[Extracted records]
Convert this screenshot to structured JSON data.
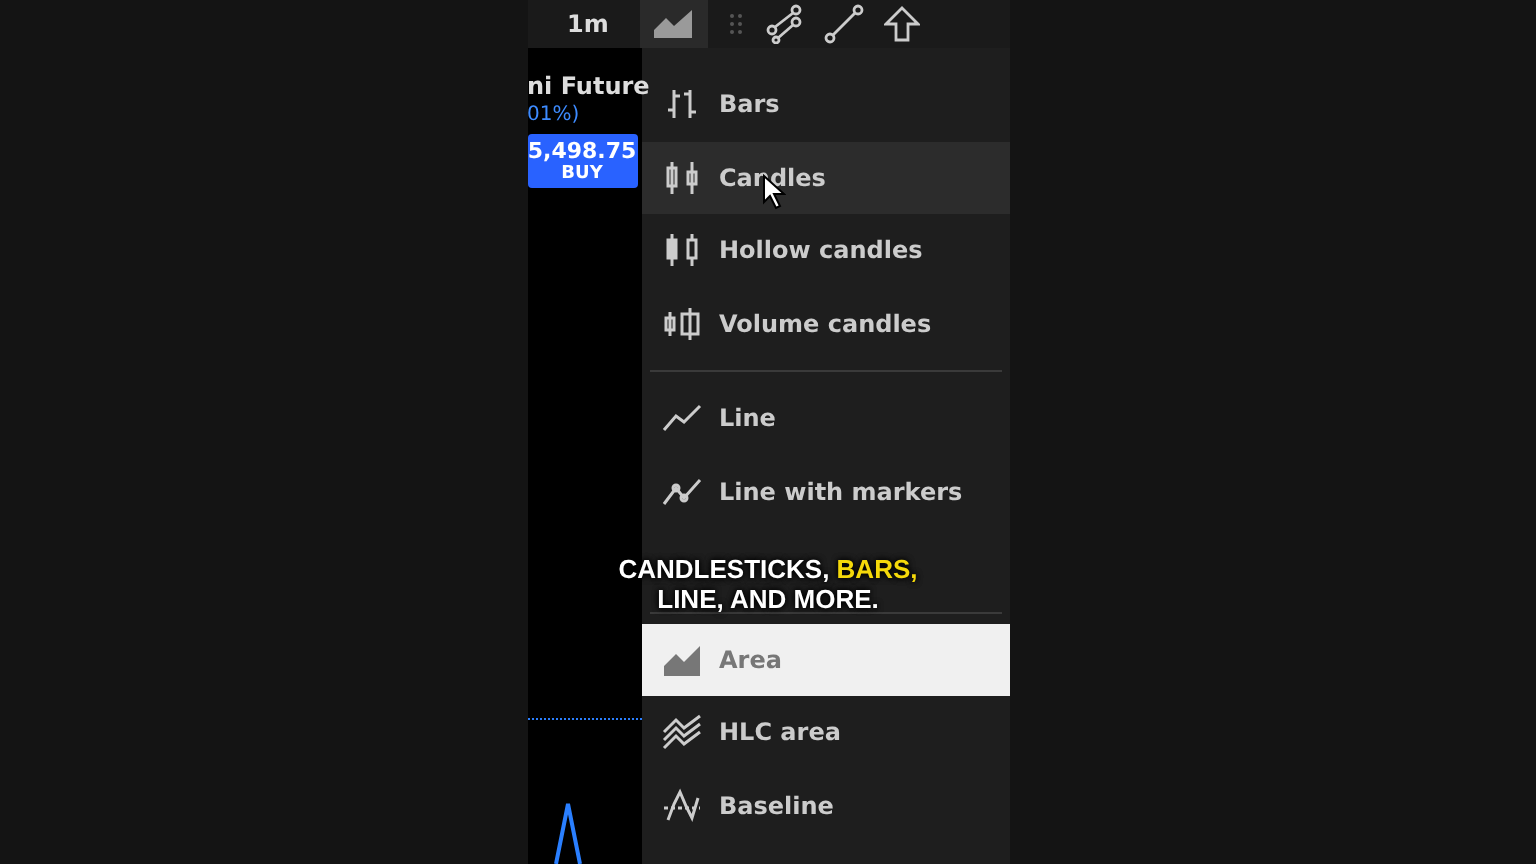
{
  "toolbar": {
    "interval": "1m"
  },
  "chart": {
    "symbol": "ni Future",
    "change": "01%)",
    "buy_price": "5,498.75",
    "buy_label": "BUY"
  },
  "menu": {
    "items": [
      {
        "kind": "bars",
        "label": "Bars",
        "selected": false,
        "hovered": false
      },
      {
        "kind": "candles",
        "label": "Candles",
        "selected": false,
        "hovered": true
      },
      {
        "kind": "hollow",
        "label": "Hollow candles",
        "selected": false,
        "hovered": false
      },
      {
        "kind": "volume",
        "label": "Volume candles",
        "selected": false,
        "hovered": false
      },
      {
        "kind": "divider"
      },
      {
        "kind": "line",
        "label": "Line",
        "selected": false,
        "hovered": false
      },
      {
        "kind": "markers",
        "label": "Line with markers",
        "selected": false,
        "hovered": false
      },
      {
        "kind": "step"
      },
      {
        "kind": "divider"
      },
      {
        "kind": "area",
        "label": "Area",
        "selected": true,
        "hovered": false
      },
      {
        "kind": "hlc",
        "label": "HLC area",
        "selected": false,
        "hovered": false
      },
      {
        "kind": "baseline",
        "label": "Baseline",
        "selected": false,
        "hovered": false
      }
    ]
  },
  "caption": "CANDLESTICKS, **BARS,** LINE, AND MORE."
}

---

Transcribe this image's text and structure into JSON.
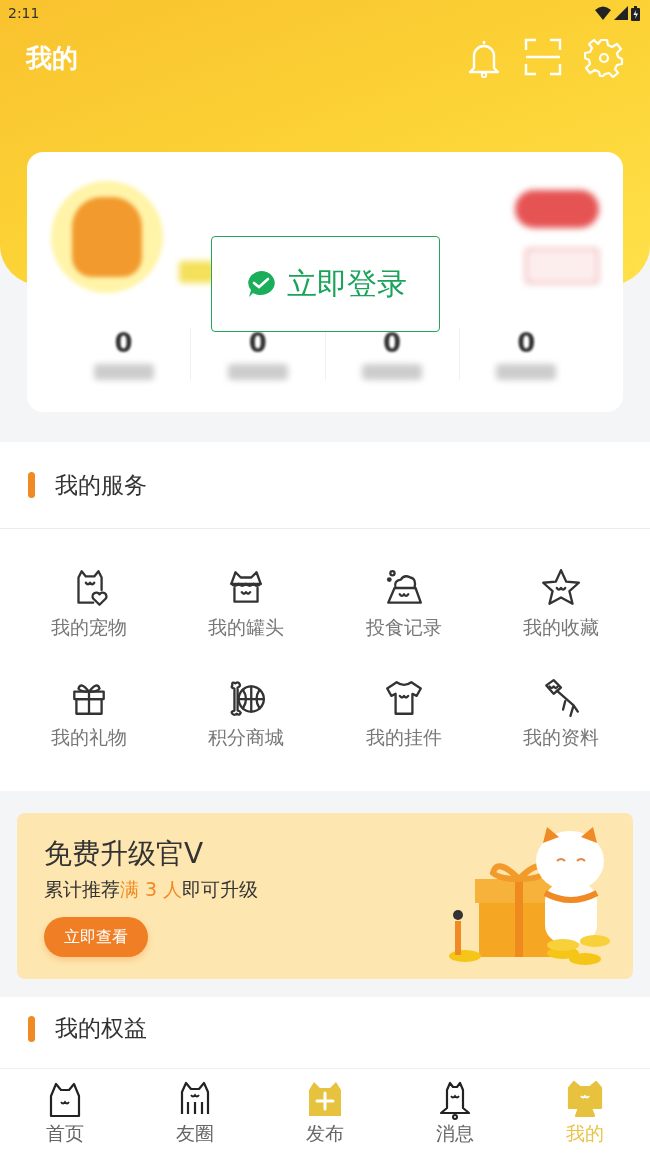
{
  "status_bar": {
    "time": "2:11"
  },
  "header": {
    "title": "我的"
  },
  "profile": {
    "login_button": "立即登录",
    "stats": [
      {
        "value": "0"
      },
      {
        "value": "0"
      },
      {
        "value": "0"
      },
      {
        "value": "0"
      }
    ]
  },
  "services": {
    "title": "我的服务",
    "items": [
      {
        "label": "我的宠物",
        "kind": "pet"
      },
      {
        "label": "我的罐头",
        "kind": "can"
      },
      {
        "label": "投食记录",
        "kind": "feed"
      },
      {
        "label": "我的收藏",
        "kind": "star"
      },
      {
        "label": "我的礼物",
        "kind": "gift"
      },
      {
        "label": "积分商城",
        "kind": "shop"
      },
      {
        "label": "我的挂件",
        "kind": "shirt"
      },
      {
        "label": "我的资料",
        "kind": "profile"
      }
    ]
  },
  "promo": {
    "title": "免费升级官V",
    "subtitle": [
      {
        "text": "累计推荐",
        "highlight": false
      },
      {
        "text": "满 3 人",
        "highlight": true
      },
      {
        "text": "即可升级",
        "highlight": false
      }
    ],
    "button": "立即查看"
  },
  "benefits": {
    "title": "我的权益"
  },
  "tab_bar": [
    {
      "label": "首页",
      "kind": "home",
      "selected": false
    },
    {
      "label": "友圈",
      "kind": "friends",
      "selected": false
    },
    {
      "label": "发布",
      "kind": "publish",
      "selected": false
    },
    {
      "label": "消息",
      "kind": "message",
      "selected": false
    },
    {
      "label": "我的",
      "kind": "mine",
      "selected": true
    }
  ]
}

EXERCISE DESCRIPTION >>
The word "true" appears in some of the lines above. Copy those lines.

SOLUTION >>
        "hovered": true
        "selected": true,
        "highlight": true
      "selected": true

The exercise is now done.